vs. The Nine Unknown, based on one of the
novels. The storyline sounds a tad familiar
Jimgrim goes to India, where he battles a cult
bent on world domination by awakening the power
of the evil goddess Kali...
Even if George Lucas knew the
books, like Indy, hes not so much a thief
as an obtainer of rare antiquities.
Well, thats one way of putting it. He created
the character of Indiana Jones by acting like
him and bringing together a few ancient but powerful
relics James Bond, Jimgrim, and the Saturday
matinee heroes of his youth. When Steven Spielberg
joined the project he added another influence;
the classic film The
Treasure of Sierra Madre (1948), starring
of the Sierra
Madre DVD poster.
Treasure of Sierra Madre Bogart plays a
villainous, grizzled gold prospector, Frank C.Dobbs.
Dobbs sets out on a gold-hunting expedition with
two companions, and they find a fortune in gold
dust. However, his own greed and mistrust destroy
him, and at the end of the film the bags containing
the gold dust are ripped open, and the precious
dust returns to the sands of the desert. The opening
sequence of Raiders of
the Lost Ark is like a thumbnail sketch
of The Treasure of Sierra
Madre. Barranca and Satipo betray Indy
and themselves are killed. Yet despite the dangers
Indy is determined to secure the gold idol of
the Chachapoyan Warriors that taunts his
every step as Spielberg described it in
his production notes. Just before he swipes it
we see him letting the sand from his bag run through
his fingers; the image is repeated at the end
of the film when Belloq opens the Ark of the Covenant
and finds only dust or sand. While Toht laughs
Belloq watches incredulously as it slips through

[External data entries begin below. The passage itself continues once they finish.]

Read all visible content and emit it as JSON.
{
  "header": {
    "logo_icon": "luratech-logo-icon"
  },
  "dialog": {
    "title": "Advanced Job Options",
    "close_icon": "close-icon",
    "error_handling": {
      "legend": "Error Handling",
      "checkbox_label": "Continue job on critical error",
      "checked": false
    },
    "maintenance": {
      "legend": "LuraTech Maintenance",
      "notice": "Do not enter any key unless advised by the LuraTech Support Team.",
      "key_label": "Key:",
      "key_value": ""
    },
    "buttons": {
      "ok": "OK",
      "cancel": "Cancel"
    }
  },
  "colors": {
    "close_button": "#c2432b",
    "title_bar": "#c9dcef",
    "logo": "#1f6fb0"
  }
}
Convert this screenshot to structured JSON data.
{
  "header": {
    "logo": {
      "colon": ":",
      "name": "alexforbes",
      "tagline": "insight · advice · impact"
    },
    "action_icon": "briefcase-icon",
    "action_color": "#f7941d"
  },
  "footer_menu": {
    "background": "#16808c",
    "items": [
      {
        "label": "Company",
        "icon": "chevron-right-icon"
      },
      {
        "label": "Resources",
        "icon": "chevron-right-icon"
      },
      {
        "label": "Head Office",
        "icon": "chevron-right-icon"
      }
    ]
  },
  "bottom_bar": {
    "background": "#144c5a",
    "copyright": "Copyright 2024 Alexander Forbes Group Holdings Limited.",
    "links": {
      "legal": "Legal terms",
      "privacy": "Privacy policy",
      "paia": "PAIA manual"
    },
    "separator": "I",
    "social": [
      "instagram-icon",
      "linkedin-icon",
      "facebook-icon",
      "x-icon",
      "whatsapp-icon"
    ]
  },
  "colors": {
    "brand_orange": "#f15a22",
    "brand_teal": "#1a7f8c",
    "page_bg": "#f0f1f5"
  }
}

his hands. Life itself is running out for him
too. In each case the handful of dust represents
the danger of obtaining anything through greed
or an obsession; it leads to death for the seeker.
Both times Indy barely escapes with his life.
Like Fred C.Dobbs, Belloq or Satipo, Indy too
is obsessed, with golden things, with fortune
and glory, with the quest for knowledge
of things that man is not meant to know.
He survives because despite these character flaws,
ultimately human beings are more important to
him than the things he seeks.
All these influences on Indiana
Jones, both literary and cinematic, culminated
in the films we know. The process of getting them
on paper began when Lucas and Spielberg asked
a young, unknown writer called Laurence Kasdan
to write a screenplay based on their ideas. Kasdan
would turn in a number of drafts over the next
couple of years. In these drafts, the characters,
story and action sequences would go through many
changes. Other factors would affect the film
like the ruthless penny pinching of the studio
Will Indy escape the Budgetary Constraints
of Doom? Find out next week in the second exciting
installment of Raiders
of the Lost Drafts!!
to Chapter 2 >>